Doesn’t anyone have a sense of humor or believe in FREE speech…I see that anyone’s future comments can be silenced depending upon one person’s point of view… is this America ???? Or do we have to conform to editors….what does that remind you of….I have not liked comments made by certain people but I have NOT complained or tried to silence them…..Happy New Year and get a life !!

Free speech, speech free to attack women? Is that America? Not my America.

The best thing about this campaign, to my mind, is that it has allowed all of us to support people for their positions regardless of their skin color or gender. This isn’t really possible when it’s a campaign between a bunch of white guys and one white woman, or a bunch of white guys and one black man. But in a race between a black guy and a white gal, both of whom are progressive people with good values, then the scene changes considerably. I can lean to Barack more and Hillary less, but not because of some deep sexist stuff but because it’s finally possible to glean, however hazily, a post-sexist and post-racist future. But clearly there are still plenty of people caught up in old mind games over sex and race that still make this campaign a truly fraught one. And it’s only going to come to the fore more once the general campaign begins.

By Noelle McAfee

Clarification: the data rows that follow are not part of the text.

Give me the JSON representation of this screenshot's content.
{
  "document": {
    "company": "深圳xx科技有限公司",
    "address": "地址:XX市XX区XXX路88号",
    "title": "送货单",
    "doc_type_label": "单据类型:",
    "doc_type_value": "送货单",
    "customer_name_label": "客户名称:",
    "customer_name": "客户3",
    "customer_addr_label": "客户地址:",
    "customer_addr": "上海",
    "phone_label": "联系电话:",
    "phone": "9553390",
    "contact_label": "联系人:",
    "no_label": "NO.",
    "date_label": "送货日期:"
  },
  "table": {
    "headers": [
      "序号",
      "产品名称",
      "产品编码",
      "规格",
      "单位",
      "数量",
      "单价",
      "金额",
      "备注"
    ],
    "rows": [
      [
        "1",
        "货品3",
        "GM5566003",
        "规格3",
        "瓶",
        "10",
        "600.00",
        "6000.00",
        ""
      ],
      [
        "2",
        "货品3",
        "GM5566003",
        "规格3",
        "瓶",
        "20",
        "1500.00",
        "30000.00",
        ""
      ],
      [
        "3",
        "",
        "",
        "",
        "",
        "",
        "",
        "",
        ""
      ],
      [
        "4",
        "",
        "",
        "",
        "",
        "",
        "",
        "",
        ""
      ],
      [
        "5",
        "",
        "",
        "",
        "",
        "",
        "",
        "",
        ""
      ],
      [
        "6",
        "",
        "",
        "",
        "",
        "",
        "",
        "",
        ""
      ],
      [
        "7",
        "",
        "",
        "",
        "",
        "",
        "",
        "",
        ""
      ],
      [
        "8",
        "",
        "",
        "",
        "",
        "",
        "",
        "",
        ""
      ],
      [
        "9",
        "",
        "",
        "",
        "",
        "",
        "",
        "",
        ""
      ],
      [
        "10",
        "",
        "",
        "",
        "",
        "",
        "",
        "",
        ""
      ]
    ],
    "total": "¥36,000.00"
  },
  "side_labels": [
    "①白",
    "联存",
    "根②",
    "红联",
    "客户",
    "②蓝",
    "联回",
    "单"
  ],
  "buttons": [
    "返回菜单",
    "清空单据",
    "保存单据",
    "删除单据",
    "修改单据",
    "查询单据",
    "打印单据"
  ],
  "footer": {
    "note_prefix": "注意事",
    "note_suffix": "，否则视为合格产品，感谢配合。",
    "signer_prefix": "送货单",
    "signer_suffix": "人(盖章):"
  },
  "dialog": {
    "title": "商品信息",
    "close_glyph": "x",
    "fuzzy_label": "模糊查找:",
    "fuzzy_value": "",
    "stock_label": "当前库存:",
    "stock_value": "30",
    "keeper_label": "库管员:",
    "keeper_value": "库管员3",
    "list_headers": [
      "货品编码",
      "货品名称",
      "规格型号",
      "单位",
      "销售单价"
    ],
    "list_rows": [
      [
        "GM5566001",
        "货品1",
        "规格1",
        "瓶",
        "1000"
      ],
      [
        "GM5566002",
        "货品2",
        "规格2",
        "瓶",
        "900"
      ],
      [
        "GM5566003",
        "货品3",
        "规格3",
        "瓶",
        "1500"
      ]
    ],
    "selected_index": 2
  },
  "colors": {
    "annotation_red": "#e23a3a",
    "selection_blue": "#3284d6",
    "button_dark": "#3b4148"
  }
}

I am professor of philosophy at Emory University and editor of the Kettering Review. My latest book, Fear of Breakdown: Politics and Psychoanalysis, explores what is behind the upsurge of virulent nationalism and intransigent politics across the world today. My other writings include Democracy and the Political Unconscious; Habermas, Kristeva, and Citizenship; Julia Kristeva; and numerous articles and book chapters. Edited volumes include Standing with the Public: the Humanities and Democratic Practice and a special issue of the philosophy journal Hypatia on feminist engagements in democratic theory. I am also the author of the entry on feminist political philosophy in the online Stanford Encyclopedia of Philosophy and well into my next book project on democratic public life.